▶ [Task details] Where a line of the data below has the string "name", copy that line.

─── Material for the task ───

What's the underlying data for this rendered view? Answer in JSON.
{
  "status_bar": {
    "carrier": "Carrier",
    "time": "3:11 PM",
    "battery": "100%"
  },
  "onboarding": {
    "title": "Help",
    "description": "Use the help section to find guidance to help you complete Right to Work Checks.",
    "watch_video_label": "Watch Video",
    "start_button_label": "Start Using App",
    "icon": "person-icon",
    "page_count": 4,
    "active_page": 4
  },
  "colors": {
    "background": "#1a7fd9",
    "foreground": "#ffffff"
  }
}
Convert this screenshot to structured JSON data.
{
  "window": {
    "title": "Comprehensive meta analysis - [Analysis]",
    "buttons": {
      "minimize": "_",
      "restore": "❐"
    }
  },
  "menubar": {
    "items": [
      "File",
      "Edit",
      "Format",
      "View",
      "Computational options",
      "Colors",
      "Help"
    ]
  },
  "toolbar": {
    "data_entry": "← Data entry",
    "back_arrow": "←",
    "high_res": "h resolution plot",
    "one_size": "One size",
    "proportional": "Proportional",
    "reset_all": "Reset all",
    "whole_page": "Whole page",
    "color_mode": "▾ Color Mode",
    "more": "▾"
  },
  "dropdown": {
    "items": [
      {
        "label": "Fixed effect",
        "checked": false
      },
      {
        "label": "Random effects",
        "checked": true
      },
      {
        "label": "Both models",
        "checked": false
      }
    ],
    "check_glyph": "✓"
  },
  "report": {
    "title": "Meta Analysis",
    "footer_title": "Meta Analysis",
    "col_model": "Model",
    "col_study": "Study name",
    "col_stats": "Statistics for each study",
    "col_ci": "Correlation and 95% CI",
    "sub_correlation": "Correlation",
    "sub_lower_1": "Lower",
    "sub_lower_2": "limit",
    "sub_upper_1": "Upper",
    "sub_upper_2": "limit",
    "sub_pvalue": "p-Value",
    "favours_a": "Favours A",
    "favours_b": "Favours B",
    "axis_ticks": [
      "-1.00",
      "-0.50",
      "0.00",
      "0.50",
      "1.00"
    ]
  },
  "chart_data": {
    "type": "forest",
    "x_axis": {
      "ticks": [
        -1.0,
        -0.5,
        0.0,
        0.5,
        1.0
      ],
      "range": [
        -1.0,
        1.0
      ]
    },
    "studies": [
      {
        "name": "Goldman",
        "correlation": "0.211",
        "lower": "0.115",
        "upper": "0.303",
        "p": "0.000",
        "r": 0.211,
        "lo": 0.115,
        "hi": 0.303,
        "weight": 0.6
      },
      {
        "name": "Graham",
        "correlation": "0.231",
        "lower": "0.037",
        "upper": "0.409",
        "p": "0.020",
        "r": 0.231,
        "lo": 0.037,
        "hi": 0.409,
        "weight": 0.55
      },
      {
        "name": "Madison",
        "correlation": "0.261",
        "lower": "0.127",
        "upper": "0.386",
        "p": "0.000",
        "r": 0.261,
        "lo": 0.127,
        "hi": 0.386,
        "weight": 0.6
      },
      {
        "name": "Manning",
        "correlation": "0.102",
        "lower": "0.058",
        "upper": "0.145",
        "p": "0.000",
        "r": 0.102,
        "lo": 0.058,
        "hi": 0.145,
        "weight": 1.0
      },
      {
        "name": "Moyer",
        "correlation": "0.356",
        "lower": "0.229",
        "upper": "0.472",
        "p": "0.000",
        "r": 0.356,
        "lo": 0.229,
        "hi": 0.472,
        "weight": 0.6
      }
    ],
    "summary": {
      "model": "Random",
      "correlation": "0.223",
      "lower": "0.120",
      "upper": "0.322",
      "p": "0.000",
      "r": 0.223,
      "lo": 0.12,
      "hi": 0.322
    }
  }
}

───

▶ [Answer section]
    "col_study": "Study name",
        "name": "Goldman",
        "name": "Graham",
        "name": "Madison",
        "name": "Manning",
        "name": "Moyer",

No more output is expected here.